"A lot of times the link might have underlying information in it like code that takes you to a different site that looks like the one you are going to but really isn't," he says.
Sometimes, phishing emails are heard to tell apart from genuine companies' emails.
"They 'spoof' is the word that we use - it looks very real, very much like an American Express email or an AOL email," says Leonard Gordon, the director of the Northeast Federal Office of the FTC. "And they ask for sensitive information - your bank account information, your credit card information and once they get it, they run with it."

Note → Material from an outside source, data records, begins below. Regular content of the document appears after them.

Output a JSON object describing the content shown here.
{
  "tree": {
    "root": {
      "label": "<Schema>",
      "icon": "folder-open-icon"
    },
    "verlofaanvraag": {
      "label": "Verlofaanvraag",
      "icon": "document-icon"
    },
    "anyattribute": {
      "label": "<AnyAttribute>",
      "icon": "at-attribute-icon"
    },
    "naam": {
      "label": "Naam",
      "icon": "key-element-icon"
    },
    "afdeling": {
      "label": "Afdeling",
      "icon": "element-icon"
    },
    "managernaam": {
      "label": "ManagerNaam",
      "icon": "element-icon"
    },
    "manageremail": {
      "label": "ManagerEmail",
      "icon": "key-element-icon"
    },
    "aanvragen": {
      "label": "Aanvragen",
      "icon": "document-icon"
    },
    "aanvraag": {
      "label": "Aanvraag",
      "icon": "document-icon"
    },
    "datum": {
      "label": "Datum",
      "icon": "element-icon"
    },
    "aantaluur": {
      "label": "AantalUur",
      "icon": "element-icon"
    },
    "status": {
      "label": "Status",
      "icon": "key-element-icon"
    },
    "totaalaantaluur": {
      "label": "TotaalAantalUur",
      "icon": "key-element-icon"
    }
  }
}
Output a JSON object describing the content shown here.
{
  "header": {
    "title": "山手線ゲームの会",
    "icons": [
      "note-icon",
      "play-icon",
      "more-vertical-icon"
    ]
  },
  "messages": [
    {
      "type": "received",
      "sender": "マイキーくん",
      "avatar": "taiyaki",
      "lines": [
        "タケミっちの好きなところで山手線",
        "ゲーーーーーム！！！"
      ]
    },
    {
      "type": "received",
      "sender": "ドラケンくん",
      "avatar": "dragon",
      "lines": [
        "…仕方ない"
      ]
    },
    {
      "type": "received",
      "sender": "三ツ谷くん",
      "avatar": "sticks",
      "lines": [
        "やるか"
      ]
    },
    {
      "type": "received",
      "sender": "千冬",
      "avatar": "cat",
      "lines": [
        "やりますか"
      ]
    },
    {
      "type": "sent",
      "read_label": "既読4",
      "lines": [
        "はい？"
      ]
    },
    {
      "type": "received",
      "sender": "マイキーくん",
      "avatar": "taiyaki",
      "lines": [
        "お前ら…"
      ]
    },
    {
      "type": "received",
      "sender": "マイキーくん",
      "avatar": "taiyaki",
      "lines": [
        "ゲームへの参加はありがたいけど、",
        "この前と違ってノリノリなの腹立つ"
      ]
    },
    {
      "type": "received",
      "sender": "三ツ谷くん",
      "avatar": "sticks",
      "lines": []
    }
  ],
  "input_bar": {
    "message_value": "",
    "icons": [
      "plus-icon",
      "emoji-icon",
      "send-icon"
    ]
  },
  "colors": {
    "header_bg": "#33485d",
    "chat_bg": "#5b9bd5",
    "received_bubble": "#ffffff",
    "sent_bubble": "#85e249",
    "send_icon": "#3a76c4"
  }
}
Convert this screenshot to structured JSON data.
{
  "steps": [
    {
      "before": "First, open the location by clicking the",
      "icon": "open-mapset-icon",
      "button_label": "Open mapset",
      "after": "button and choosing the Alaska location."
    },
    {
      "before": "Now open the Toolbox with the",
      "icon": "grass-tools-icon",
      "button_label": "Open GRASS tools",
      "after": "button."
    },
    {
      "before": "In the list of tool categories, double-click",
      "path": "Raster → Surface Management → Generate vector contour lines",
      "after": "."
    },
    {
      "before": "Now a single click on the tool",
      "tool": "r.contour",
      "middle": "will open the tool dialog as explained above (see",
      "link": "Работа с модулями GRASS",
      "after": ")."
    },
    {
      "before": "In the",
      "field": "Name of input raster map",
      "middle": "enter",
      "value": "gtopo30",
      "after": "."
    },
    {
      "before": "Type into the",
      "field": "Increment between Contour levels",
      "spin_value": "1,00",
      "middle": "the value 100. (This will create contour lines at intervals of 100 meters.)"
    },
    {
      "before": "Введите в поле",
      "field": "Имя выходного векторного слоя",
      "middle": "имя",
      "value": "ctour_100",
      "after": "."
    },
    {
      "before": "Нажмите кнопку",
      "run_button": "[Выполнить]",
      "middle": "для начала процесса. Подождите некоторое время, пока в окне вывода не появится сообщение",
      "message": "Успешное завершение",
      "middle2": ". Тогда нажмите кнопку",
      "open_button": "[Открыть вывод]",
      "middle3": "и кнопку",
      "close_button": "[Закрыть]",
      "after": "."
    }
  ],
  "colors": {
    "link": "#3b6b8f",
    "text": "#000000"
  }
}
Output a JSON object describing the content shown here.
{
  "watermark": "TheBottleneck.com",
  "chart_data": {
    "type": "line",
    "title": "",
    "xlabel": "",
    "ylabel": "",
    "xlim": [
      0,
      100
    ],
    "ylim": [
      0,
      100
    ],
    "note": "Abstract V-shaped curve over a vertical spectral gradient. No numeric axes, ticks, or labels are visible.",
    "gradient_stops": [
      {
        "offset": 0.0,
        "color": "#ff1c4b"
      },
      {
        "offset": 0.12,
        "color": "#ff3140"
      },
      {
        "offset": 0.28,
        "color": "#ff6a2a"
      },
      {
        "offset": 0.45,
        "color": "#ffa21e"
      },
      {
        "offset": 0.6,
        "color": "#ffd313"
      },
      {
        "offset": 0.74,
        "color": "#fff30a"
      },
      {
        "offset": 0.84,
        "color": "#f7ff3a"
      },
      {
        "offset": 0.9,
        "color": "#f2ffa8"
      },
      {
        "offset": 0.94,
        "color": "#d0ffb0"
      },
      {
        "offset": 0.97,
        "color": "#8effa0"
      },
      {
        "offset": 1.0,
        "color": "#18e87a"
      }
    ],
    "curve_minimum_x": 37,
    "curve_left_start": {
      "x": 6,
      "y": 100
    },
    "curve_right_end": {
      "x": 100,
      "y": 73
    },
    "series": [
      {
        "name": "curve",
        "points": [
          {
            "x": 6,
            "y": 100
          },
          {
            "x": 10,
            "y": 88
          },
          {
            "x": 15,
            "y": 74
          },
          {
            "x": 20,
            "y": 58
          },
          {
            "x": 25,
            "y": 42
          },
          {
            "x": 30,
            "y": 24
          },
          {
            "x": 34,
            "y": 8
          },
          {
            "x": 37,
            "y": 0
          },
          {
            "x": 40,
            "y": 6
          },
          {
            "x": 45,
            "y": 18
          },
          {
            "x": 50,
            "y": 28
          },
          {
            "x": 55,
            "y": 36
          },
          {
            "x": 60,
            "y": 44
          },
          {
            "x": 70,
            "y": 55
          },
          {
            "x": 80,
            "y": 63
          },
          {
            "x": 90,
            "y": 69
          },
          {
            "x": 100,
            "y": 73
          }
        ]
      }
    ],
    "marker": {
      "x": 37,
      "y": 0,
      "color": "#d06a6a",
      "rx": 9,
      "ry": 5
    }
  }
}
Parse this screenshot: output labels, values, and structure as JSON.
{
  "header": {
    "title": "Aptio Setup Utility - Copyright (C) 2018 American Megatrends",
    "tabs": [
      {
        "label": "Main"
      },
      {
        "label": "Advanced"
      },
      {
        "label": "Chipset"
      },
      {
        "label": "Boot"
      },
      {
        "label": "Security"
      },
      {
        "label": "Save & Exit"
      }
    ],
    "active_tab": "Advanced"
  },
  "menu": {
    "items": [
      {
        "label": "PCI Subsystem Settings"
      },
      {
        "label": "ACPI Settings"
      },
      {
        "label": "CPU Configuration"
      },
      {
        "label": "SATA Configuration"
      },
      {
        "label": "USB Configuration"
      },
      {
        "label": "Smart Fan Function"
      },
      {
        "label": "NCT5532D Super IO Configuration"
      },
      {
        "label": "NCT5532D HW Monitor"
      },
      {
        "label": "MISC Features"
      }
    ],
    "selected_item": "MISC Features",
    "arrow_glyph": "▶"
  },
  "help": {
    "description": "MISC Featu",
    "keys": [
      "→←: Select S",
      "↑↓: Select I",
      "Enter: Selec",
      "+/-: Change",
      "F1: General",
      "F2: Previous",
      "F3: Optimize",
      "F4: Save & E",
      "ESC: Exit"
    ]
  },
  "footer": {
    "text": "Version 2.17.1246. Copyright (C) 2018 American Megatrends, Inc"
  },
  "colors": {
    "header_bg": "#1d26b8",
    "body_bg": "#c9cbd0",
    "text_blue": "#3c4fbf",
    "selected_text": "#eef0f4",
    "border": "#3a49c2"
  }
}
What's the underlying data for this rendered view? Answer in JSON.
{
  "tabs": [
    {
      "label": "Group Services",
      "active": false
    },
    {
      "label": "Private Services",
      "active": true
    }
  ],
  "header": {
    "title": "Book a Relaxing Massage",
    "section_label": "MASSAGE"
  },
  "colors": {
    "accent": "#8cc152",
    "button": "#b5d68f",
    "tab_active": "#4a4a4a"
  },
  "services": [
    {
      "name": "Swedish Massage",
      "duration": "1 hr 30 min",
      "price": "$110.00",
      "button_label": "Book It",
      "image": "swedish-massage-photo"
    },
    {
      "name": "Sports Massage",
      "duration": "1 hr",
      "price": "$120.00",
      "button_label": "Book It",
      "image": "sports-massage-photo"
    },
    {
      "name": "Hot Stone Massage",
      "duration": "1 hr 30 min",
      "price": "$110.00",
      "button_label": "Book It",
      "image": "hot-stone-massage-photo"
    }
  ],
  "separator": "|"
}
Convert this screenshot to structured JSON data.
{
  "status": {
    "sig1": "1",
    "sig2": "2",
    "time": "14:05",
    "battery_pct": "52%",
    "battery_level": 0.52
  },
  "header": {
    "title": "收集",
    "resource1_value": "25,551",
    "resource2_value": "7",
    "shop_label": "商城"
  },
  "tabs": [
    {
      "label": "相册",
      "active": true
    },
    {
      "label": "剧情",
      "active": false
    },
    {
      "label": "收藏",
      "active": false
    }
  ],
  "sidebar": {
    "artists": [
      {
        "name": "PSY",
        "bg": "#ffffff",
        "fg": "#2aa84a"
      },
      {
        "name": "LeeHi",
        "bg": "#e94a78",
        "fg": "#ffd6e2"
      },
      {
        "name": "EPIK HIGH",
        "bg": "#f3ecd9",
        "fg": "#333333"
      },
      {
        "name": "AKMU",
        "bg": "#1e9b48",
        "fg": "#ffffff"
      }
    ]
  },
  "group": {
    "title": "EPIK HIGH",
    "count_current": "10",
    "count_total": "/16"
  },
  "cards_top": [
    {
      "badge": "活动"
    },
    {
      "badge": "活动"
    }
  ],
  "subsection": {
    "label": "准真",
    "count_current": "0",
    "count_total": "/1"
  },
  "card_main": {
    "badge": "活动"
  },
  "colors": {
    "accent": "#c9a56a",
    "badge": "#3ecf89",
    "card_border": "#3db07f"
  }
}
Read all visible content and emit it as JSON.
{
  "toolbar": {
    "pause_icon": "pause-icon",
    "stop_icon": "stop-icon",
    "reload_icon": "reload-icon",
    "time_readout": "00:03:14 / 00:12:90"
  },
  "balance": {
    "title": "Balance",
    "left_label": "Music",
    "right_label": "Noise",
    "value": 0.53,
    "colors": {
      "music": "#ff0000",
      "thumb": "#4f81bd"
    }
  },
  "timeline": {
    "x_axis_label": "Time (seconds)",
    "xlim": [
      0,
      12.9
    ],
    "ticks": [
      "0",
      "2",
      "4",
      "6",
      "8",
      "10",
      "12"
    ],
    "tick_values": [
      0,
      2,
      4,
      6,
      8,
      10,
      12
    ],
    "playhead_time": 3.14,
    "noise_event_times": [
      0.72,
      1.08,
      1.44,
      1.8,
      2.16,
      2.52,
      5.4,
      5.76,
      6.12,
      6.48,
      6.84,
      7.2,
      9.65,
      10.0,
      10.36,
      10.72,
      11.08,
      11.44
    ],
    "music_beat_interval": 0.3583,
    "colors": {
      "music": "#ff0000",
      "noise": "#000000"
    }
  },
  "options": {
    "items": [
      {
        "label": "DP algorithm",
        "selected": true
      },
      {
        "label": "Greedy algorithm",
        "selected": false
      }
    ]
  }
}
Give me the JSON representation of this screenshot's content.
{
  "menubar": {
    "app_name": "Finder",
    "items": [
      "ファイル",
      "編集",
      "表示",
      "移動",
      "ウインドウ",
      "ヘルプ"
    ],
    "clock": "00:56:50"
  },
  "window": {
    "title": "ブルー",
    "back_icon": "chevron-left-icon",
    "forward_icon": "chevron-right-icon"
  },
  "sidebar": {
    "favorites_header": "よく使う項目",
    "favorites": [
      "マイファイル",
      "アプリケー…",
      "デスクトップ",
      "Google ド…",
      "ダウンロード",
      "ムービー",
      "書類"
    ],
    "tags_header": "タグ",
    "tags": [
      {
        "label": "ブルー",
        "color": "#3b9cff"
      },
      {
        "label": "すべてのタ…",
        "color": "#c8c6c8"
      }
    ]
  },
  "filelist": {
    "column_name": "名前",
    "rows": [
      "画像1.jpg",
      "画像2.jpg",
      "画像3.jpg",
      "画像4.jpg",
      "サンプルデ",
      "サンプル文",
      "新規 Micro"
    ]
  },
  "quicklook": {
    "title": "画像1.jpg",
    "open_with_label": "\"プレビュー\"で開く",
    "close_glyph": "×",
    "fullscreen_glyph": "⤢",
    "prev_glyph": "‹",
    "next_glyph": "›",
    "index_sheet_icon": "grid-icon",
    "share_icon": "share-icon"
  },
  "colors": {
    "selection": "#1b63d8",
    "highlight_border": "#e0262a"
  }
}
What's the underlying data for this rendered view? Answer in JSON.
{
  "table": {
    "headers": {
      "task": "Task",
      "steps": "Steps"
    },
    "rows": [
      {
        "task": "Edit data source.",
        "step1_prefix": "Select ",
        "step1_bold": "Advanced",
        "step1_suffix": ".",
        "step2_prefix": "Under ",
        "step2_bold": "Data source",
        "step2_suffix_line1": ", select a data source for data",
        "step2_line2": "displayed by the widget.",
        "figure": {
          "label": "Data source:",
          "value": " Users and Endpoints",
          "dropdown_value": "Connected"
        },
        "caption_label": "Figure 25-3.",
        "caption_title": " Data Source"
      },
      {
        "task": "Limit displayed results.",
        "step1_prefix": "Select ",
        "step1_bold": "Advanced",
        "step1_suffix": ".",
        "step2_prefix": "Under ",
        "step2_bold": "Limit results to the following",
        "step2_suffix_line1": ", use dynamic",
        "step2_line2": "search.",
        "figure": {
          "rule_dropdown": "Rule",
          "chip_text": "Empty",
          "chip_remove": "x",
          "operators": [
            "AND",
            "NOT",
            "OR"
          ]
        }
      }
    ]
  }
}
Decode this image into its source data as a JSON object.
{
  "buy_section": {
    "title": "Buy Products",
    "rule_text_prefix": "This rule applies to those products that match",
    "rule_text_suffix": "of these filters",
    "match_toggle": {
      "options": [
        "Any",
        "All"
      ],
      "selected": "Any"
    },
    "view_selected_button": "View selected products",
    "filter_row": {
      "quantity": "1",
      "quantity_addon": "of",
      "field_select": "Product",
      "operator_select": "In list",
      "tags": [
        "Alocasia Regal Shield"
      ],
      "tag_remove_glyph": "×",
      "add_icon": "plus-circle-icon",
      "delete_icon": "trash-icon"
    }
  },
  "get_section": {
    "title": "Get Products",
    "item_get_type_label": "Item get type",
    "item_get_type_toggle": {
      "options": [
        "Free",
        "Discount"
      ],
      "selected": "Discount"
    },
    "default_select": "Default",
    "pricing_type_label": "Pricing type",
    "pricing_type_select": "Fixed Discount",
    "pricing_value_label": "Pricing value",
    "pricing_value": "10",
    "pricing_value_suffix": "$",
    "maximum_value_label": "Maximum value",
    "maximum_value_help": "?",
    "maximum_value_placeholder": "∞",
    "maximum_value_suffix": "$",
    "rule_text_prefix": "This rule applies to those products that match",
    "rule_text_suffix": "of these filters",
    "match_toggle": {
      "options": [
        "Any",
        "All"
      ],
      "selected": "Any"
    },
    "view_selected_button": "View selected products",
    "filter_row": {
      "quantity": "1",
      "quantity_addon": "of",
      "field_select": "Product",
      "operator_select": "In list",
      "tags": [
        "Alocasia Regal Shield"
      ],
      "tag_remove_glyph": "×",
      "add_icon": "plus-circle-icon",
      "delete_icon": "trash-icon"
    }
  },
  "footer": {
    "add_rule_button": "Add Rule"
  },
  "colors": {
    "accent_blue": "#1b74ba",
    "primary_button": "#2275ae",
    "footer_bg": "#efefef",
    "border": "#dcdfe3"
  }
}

Gordon says even those who do their banking with old-fashioned paper receipts have to protect themselves from people "phishing" through the trash.
"Shred, shred, shred. When you get your credit card statement, check it to make sure there aren't any unauthorized charges to correct, then shred it," says Gordon. "If you don't have a shredder, tear it up and throw it out with the smelliest, worst garbage that you can get out of your fridge."
He also advises consumers to be diligent about checking their credit report, which is available for free once a year. He says a few hours spent combing the reports is far better than the amount of time it takes to correct a subsequent problem.
"You have to do everything in writing, you have to send certified letters to your credit card companies," says Gordon. "It takes about 50 hours of your time and can cost upwards of $500 in fees, copies, lost work time, travel time, all kinds of incidental expenses.
In order to help identity theft victims navigate the process, the FTC has linked various forms and sample letters to their website, at ftc.gov/idtheft.